WHAT THE TASK ASKS: Work out how many lines in the entries contain the string "down", and give nothing but that number.

AVAILABLE RECORDS section start

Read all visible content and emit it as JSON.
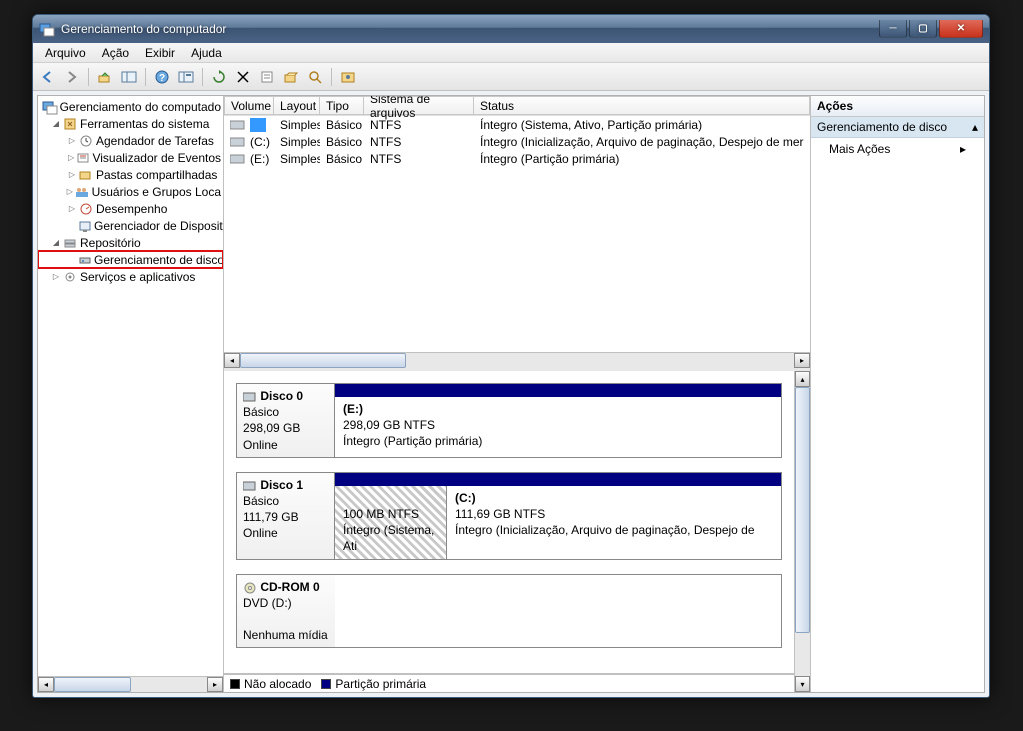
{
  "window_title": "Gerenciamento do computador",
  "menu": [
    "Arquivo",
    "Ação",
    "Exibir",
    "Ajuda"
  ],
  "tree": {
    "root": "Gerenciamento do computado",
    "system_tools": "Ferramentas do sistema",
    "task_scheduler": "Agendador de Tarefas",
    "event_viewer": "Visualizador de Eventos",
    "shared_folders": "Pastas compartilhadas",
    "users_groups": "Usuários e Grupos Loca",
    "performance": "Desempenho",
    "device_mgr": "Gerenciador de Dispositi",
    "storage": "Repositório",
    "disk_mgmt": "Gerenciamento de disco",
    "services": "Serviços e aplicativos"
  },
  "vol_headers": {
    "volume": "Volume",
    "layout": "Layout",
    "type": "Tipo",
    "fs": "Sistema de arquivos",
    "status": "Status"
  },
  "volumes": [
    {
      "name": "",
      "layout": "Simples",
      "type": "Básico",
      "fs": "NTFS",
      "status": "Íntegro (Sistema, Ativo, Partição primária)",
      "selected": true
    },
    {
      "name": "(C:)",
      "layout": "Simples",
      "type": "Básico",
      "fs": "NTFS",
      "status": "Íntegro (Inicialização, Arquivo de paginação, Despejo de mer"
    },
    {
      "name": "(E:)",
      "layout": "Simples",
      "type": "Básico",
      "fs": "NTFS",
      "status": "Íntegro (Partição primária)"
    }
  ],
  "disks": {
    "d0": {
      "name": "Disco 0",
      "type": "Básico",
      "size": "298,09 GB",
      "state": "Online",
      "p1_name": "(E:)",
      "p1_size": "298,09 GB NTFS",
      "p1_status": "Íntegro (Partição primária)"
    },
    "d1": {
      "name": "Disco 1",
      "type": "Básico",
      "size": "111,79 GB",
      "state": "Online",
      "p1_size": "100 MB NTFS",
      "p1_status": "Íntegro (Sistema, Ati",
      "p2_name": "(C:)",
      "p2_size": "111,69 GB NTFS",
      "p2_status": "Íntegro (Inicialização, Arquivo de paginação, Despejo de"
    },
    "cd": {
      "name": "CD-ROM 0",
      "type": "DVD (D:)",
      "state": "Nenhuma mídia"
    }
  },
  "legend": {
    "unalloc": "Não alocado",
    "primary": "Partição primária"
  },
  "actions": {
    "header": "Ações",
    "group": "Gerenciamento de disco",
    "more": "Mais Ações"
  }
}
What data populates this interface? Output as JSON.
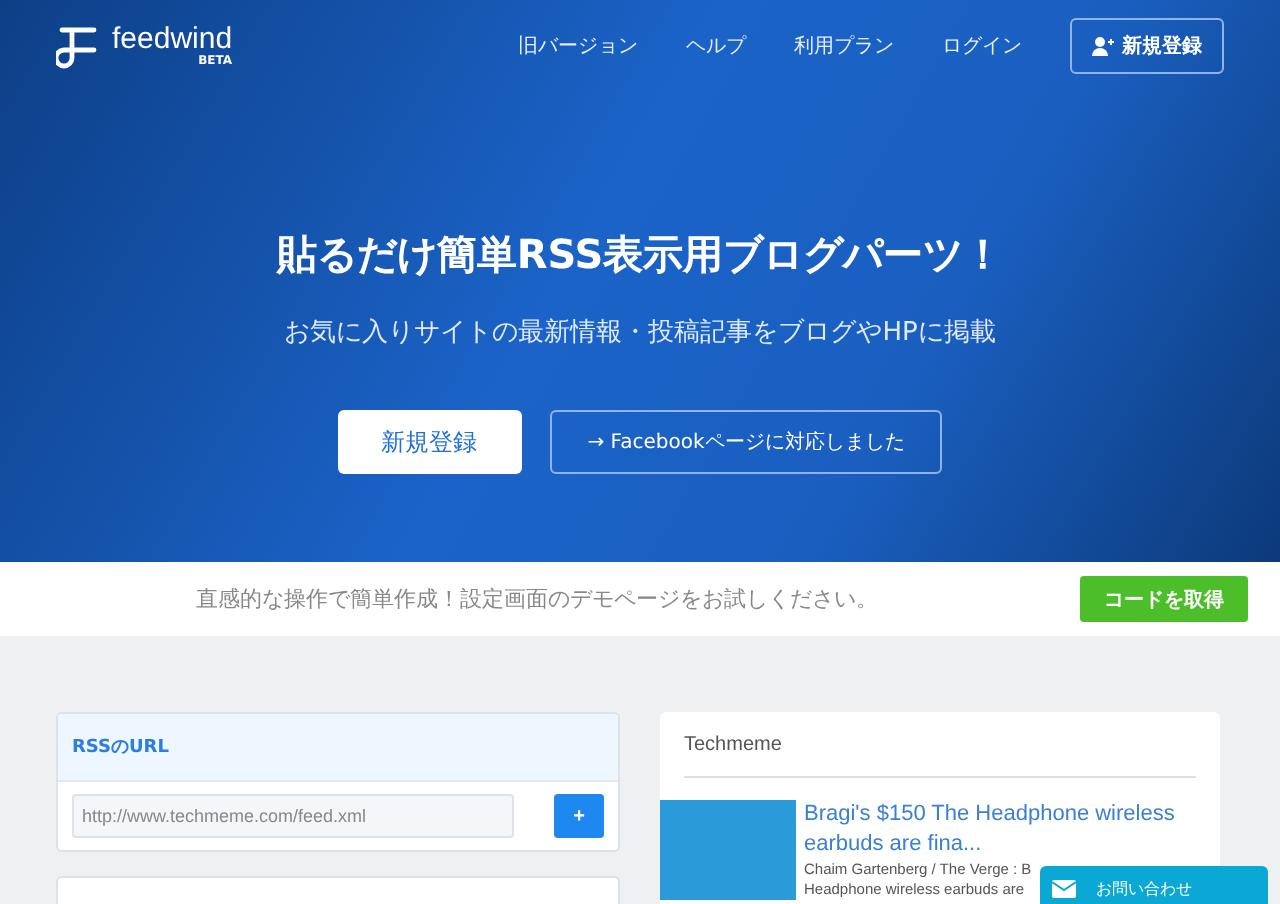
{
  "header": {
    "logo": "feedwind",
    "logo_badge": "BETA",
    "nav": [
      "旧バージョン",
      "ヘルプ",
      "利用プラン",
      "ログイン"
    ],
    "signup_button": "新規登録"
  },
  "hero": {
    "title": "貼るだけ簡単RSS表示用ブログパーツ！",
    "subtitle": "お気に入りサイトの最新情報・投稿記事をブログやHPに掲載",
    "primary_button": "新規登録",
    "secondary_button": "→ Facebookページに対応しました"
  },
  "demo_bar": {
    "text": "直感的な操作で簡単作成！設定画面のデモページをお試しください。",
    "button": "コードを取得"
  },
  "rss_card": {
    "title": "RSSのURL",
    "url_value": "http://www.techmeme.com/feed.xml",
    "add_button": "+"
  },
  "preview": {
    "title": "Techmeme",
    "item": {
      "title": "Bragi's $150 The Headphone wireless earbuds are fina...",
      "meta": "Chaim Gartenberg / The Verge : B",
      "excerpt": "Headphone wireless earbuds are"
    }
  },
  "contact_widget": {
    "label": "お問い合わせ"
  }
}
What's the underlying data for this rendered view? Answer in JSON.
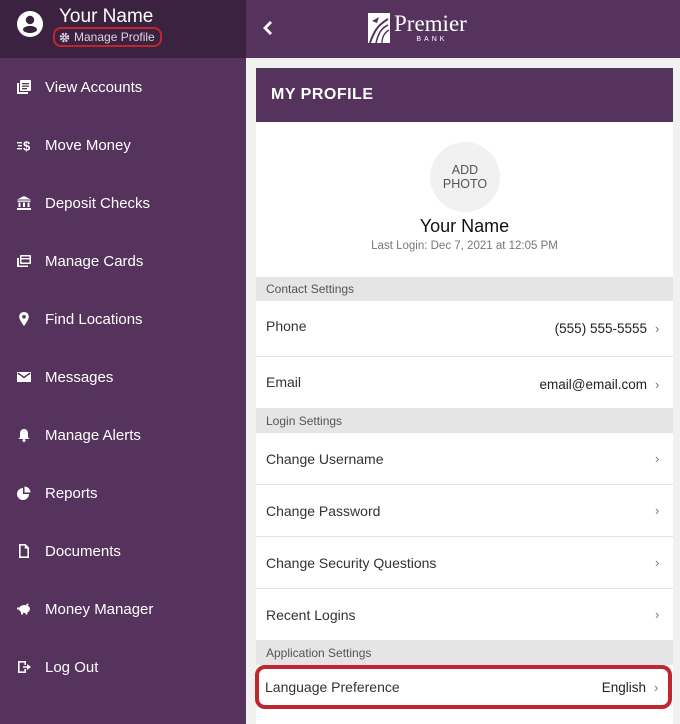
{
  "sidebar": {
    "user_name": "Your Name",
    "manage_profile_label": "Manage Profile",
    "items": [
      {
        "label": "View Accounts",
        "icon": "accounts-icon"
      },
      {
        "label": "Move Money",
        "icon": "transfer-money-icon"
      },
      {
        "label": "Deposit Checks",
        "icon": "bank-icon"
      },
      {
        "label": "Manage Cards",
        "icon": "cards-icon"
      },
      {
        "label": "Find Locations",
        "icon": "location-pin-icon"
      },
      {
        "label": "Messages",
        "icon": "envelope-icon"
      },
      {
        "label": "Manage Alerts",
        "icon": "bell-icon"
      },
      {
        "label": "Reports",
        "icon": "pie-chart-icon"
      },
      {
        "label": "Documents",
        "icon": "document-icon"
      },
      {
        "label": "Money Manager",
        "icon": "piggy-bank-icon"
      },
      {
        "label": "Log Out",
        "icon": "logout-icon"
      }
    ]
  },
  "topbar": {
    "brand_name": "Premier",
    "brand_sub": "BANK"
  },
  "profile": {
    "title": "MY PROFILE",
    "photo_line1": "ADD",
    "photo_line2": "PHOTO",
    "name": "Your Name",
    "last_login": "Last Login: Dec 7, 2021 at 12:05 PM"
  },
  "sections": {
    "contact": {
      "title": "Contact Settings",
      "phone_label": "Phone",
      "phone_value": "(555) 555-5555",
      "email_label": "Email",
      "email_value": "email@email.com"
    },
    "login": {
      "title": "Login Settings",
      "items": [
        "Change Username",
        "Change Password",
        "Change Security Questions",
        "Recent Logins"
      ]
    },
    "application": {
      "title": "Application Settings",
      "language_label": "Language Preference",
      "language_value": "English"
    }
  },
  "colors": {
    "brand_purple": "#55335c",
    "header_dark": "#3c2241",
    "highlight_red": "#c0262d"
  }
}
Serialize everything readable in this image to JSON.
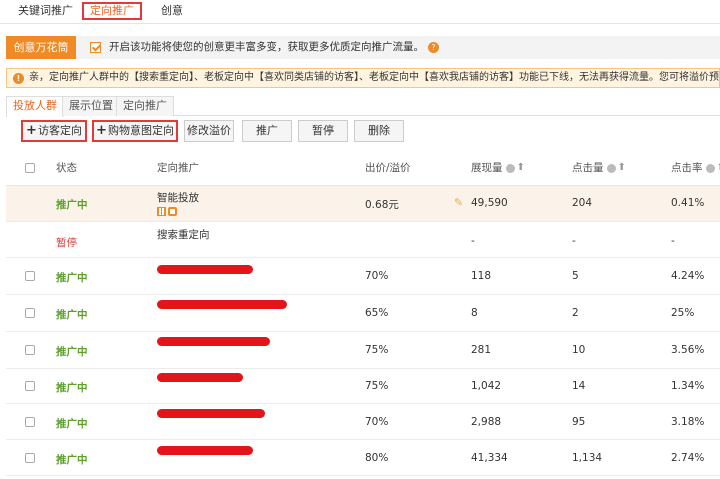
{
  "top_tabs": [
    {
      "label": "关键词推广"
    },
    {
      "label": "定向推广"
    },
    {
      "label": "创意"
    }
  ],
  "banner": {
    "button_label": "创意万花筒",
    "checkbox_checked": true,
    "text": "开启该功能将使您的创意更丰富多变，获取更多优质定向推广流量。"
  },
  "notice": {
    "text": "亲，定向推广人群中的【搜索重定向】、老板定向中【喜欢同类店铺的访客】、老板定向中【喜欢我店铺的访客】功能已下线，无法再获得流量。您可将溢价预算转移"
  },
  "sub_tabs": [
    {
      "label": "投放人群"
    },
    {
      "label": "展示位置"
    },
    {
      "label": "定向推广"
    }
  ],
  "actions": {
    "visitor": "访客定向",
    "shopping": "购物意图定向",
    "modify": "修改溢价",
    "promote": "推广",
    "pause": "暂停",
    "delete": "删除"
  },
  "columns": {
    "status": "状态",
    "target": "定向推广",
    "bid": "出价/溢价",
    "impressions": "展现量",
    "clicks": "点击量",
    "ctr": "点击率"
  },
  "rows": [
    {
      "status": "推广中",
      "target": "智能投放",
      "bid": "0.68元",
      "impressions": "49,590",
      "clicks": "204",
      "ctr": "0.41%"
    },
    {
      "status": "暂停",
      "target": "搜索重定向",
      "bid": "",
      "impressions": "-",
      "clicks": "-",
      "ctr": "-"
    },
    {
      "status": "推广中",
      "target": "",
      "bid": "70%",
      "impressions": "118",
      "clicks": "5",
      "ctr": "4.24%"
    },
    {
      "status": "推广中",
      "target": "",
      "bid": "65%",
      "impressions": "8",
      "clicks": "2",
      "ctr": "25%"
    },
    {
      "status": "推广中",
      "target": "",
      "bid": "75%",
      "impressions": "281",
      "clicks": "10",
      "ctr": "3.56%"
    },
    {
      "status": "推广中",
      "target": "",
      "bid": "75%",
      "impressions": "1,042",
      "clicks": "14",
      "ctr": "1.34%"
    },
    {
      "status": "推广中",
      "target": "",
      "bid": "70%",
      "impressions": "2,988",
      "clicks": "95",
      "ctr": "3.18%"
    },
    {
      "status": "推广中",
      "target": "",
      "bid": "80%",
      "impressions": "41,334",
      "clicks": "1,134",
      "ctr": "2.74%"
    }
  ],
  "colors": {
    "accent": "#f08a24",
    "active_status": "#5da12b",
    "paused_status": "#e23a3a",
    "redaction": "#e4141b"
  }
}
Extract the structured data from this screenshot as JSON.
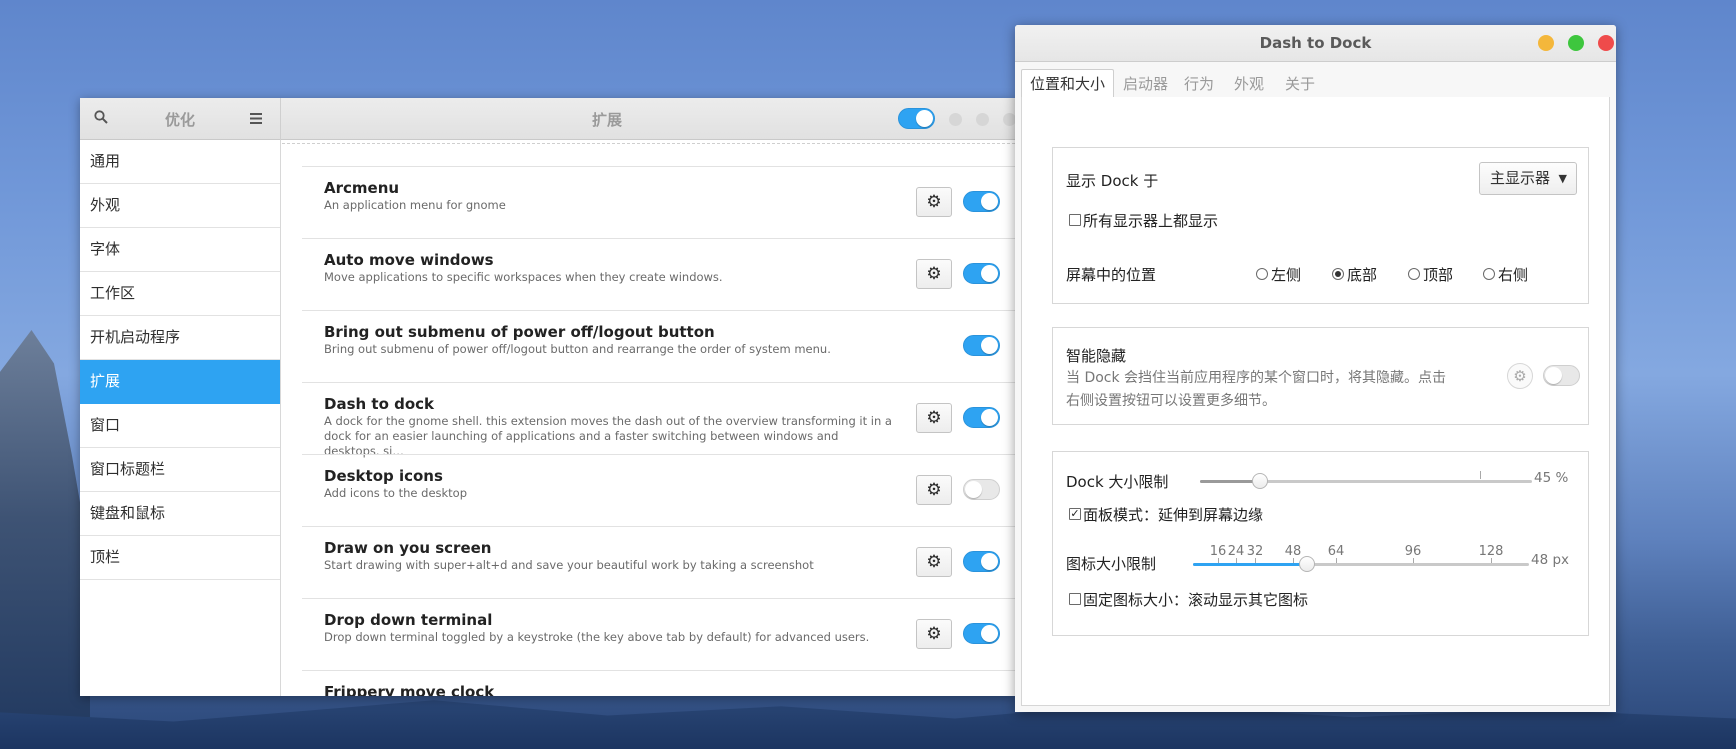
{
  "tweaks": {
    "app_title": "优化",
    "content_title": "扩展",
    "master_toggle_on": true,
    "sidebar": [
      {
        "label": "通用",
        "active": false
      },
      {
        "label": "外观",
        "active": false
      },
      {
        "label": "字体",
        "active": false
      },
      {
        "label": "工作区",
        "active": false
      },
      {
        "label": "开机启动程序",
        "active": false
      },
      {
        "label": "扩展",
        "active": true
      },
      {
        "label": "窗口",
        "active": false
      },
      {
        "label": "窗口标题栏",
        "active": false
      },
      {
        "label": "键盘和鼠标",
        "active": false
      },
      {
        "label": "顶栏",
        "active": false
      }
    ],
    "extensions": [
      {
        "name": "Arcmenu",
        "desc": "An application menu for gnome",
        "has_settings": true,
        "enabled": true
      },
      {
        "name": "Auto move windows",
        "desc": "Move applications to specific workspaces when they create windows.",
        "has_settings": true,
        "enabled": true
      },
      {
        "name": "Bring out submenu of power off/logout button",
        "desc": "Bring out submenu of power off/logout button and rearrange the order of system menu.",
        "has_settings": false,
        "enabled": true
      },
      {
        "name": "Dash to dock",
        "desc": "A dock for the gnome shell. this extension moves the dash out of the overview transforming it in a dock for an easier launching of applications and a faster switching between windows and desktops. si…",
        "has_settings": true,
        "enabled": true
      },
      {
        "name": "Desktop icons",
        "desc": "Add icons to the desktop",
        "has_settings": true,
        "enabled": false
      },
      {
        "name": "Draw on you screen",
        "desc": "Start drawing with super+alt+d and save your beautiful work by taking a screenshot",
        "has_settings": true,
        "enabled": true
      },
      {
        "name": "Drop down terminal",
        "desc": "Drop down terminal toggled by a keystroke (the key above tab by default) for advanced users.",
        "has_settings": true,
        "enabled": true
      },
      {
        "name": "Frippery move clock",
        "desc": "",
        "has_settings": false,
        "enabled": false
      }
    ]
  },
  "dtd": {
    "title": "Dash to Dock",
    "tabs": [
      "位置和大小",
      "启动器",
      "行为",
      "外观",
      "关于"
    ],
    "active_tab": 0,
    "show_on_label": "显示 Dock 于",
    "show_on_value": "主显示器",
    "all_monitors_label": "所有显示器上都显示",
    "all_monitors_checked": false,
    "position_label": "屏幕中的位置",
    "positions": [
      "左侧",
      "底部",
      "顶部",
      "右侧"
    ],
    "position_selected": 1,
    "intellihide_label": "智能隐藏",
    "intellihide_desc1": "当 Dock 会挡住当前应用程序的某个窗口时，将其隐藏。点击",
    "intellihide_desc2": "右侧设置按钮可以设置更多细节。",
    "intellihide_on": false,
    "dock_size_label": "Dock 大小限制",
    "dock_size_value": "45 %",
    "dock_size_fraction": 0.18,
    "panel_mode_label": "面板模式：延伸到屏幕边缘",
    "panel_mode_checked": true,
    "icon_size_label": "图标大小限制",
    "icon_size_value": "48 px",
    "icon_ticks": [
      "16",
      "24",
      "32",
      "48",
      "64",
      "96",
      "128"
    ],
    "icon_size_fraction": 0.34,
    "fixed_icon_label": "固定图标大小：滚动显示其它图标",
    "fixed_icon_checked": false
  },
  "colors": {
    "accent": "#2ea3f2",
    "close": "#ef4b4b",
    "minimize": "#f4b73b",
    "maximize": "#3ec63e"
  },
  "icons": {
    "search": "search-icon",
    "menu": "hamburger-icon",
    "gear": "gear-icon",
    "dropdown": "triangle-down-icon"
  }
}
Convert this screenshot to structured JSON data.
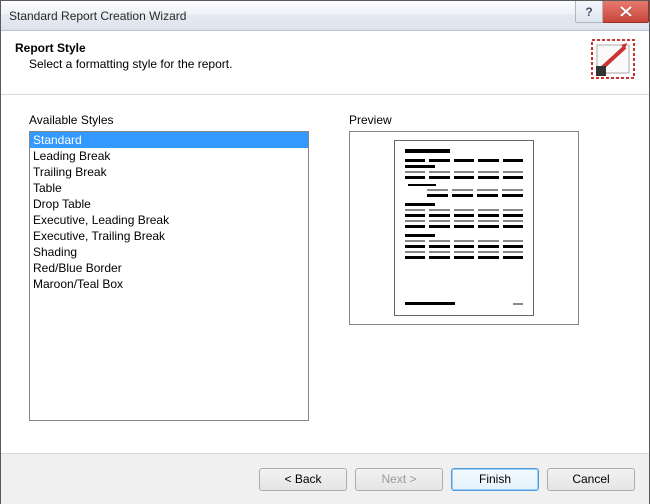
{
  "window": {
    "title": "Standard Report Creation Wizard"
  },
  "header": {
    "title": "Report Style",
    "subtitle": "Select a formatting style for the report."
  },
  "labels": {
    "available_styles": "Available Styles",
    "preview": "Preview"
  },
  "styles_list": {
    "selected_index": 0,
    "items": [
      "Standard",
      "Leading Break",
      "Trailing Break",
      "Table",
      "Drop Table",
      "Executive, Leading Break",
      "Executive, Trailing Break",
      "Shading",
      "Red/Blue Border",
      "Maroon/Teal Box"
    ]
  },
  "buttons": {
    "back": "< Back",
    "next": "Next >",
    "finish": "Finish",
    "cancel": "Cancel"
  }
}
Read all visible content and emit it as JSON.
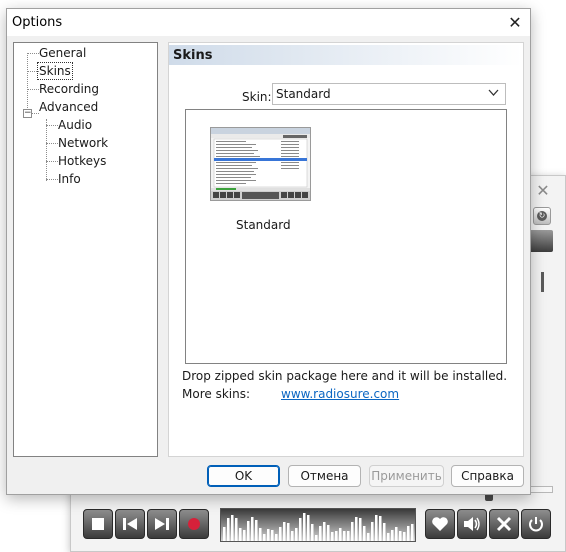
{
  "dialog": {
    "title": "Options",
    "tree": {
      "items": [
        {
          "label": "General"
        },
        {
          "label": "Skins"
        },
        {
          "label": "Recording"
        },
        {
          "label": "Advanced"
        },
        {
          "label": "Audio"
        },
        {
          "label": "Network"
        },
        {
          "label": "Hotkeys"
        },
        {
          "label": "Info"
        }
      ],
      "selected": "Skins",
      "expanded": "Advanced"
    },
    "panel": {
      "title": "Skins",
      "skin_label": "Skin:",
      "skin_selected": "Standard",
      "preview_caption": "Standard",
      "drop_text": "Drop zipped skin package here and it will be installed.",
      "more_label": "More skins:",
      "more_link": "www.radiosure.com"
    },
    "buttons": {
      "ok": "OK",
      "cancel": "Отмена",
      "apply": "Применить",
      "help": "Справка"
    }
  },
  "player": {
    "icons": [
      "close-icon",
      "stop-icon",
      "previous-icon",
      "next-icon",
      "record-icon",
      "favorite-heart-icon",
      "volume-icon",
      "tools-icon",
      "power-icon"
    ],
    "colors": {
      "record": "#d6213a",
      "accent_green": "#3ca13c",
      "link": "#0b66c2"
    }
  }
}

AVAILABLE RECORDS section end

RESULT OF THE TASK: 3